This dog was a result of breeding a dark yellow to a fox red.  Doing so does not guarantee you will get fox red puppies.  The pups were all varying shades of dark yellow, but none were actually a fox red.
This pup is a repeat of the dog above’s breeding and you can see the dark coat.  He is still not a fox red, but a dark yellow.  Note the shading on his shoulders and rear “skirts”.


This dark yellow is showing classic “angel wings” (white shading) over the shoulders.  Most yellows have this so it is not rare. If you look at the fox red puppy, he also is showing “angel wings”.


This picture shows you the difference in yellow shades.  The dog on the left is a light cream.  The dog on the right is a dark yellow.  (they are related, but not mother-son)


This photo shows the contrast between the yellow shades.



Some yellows get darker as they age so that light puppy might turn into a darker adult. The following pictures are of the same dog.

The first one was taken when the dog was 3 weeks old.  The second at 2½ years.


This is the dog at 5½ years.

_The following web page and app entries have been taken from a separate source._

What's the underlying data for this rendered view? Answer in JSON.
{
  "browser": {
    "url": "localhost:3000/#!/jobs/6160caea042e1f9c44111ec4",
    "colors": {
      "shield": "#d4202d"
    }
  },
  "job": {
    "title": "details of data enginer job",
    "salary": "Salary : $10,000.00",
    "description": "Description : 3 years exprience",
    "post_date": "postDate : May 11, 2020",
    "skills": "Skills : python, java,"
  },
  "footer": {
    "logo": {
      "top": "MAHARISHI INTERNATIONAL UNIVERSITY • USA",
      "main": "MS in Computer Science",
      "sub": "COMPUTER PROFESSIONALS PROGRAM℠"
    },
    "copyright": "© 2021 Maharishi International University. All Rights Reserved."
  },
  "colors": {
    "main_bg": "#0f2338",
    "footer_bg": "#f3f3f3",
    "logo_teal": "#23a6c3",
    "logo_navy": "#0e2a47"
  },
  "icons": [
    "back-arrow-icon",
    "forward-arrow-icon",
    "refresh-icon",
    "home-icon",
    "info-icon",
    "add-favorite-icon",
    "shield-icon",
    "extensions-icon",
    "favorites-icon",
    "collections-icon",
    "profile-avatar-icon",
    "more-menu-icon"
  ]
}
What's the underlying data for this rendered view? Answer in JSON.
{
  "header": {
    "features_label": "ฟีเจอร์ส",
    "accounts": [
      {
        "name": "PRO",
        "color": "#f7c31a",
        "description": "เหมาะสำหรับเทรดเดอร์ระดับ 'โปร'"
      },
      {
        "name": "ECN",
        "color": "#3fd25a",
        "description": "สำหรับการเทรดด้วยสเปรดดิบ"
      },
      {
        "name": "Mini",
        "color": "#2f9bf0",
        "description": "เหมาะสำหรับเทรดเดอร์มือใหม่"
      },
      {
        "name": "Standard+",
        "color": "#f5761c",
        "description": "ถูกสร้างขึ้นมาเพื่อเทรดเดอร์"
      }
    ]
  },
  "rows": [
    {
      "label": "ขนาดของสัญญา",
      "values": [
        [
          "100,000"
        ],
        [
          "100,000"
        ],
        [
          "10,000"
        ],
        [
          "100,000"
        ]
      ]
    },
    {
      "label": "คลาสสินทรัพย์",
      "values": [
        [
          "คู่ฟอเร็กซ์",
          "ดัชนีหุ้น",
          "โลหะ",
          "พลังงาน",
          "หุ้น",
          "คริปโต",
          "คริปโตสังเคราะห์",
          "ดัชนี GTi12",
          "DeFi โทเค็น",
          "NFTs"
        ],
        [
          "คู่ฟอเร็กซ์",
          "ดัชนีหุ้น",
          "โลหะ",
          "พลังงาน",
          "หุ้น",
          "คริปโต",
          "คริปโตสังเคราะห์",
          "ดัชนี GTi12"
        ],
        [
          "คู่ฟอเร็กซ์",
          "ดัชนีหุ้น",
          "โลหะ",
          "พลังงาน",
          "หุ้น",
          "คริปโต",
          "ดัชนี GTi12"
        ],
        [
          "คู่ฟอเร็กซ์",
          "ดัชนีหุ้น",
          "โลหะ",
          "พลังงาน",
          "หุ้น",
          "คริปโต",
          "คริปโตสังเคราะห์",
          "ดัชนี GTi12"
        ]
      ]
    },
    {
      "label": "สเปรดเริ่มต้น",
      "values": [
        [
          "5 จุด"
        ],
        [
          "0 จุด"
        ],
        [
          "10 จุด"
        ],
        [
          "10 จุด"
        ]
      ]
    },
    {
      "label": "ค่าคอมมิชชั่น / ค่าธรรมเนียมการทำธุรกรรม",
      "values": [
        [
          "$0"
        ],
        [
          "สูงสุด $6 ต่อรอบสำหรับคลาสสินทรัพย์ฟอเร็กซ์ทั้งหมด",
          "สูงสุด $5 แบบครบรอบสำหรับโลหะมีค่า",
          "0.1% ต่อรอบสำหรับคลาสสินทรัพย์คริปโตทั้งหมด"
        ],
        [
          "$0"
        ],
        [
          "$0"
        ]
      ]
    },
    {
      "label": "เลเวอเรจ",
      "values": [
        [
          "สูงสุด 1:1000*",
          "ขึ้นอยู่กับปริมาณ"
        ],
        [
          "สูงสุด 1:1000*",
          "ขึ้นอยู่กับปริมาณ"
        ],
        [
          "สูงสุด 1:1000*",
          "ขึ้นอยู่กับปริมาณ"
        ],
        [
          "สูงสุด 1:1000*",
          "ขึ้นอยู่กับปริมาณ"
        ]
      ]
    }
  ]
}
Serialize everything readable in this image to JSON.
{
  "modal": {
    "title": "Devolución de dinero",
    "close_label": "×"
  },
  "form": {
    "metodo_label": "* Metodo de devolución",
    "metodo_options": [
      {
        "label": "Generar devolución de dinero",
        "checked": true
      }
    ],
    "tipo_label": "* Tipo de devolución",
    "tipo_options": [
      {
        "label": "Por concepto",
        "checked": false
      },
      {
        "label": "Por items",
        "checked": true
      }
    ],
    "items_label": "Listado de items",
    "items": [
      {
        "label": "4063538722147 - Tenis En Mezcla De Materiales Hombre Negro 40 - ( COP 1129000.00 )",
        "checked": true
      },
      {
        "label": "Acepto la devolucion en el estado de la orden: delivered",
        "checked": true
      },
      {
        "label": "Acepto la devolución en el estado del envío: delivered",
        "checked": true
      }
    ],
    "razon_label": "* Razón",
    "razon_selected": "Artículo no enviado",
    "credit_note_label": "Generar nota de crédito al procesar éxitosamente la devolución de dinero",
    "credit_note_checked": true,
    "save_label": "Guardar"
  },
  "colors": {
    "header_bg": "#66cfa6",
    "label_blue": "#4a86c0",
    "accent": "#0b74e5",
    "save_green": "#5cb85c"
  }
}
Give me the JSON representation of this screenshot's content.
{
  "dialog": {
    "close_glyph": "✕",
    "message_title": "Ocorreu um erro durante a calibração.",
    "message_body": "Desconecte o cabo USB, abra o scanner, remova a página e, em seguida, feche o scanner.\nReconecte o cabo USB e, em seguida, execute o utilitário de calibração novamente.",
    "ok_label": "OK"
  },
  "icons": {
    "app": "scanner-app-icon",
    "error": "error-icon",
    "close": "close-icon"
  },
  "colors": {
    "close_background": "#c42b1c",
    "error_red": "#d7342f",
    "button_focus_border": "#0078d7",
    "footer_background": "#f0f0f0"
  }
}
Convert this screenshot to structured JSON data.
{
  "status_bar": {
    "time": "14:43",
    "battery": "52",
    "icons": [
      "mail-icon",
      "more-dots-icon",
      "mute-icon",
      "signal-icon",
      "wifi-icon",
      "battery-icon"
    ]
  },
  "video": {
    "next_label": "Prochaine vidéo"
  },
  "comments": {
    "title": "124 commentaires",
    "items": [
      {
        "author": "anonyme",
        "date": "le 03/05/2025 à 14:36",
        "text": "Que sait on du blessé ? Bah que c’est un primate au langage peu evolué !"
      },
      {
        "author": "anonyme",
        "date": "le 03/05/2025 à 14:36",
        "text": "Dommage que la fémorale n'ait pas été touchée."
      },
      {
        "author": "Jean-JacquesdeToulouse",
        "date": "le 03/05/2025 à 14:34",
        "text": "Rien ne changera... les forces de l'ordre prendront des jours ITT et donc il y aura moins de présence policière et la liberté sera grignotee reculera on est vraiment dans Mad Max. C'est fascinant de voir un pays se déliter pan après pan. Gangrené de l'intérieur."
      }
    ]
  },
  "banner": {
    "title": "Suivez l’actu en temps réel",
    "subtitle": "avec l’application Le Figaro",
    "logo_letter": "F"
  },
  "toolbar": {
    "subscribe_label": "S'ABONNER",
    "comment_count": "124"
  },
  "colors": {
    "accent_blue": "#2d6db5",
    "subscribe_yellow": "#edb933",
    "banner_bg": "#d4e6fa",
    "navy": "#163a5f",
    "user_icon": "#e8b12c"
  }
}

Two yellow Labs will always produce yellow puppies, but there is no guarantee as to what shade.

One of this girl’s parents is fox red.  You’d never know it to look at her since she’s a beautiful light creme.


Remember too, there are various shades and shading in all these various shades and shading.  Its endless.

All of these shades are correct as per the standard.  Any of these dogs would be correct for color either in the show ring or as beloved pets.  However, color or a shade of that color should be secondary to temperament/health when selecting a dog.

When contacting Labrador breeders it would be best to use these terms rather than Golden, Cinnamon, Honeybacked, Lemon, White, etc.  This way you will sound more knowledgeable and the breeder will understand exactly what you mean. Also, it will keep the breeder from heaving a sigh and launching into an explanation of what the proper terms are.  *grin*

Run, don’t walk away, from anyone who advertises yellows as white, champage, polar bear, cinnamon or any other color but yellow.